> [Data]:
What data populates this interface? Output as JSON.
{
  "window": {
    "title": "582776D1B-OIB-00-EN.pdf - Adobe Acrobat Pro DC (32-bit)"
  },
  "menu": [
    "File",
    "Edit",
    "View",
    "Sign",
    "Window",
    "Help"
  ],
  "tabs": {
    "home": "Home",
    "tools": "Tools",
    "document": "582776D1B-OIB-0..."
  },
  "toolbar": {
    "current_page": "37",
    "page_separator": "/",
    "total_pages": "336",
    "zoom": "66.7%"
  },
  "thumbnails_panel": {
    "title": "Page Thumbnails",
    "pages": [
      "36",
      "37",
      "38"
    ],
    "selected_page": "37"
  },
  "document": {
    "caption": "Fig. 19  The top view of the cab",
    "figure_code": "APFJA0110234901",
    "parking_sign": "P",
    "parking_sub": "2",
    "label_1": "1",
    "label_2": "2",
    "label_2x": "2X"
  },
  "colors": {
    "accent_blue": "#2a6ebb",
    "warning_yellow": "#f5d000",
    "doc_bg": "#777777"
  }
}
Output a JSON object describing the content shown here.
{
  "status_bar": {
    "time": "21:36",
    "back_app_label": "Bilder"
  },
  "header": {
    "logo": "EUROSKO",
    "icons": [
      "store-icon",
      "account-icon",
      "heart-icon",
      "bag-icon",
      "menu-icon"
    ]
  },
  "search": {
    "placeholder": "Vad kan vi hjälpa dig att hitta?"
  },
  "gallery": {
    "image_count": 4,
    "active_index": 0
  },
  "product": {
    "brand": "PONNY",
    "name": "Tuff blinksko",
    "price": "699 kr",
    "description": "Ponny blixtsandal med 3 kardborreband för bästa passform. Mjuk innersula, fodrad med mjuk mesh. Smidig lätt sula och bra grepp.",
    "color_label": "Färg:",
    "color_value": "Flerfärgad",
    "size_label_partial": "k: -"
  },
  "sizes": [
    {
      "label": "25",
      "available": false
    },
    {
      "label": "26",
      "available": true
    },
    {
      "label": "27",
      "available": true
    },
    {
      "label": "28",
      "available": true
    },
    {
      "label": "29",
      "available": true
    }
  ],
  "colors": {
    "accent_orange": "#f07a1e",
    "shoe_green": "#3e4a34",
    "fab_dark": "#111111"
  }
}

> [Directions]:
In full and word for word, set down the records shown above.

> [Task answer]:
What data populates this interface? Output as JSON.
{
  "window": {
    "title": "582776D1B-OIB-00-EN.pdf - Adobe Acrobat Pro DC (32-bit)"
  },
  "menu": [
    "File",
    "Edit",
    "View",
    "Sign",
    "Window",
    "Help"
  ],
  "tabs": {
    "home": "Home",
    "tools": "Tools",
    "document": "582776D1B-OIB-0..."
  },
  "toolbar": {
    "current_page": "37",
    "page_separator": "/",
    "total_pages": "336",
    "zoom": "66.7%"
  },
  "thumbnails_panel": {
    "title": "Page Thumbnails",
    "pages": [
      "36",
      "37",
      "38"
    ],
    "selected_page": "37"
  },
  "document": {
    "caption": "Fig. 19  The top view of the cab",
    "figure_code": "APFJA0110234901",
    "parking_sign": "P",
    "parking_sub": "2",
    "label_1": "1",
    "label_2": "2",
    "label_2x": "2X"
  },
  "colors": {
    "accent_blue": "#2a6ebb",
    "warning_yellow": "#f5d000",
    "doc_bg": "#777777"
  }
}
Output a JSON object describing the content shown here.
{
  "status_bar": {
    "time": "21:36",
    "back_app_label": "Bilder"
  },
  "header": {
    "logo": "EUROSKO",
    "icons": [
      "store-icon",
      "account-icon",
      "heart-icon",
      "bag-icon",
      "menu-icon"
    ]
  },
  "search": {
    "placeholder": "Vad kan vi hjälpa dig att hitta?"
  },
  "gallery": {
    "image_count": 4,
    "active_index": 0
  },
  "product": {
    "brand": "PONNY",
    "name": "Tuff blinksko",
    "price": "699 kr",
    "description": "Ponny blixtsandal med 3 kardborreband för bästa passform. Mjuk innersula, fodrad med mjuk mesh. Smidig lätt sula och bra grepp.",
    "color_label": "Färg:",
    "color_value": "Flerfärgad",
    "size_label_partial": "k: -"
  },
  "sizes": [
    {
      "label": "25",
      "available": false
    },
    {
      "label": "26",
      "available": true
    },
    {
      "label": "27",
      "available": true
    },
    {
      "label": "28",
      "available": true
    },
    {
      "label": "29",
      "available": true
    }
  ],
  "colors": {
    "accent_orange": "#f07a1e",
    "shoe_green": "#3e4a34",
    "fab_dark": "#111111"
  }
}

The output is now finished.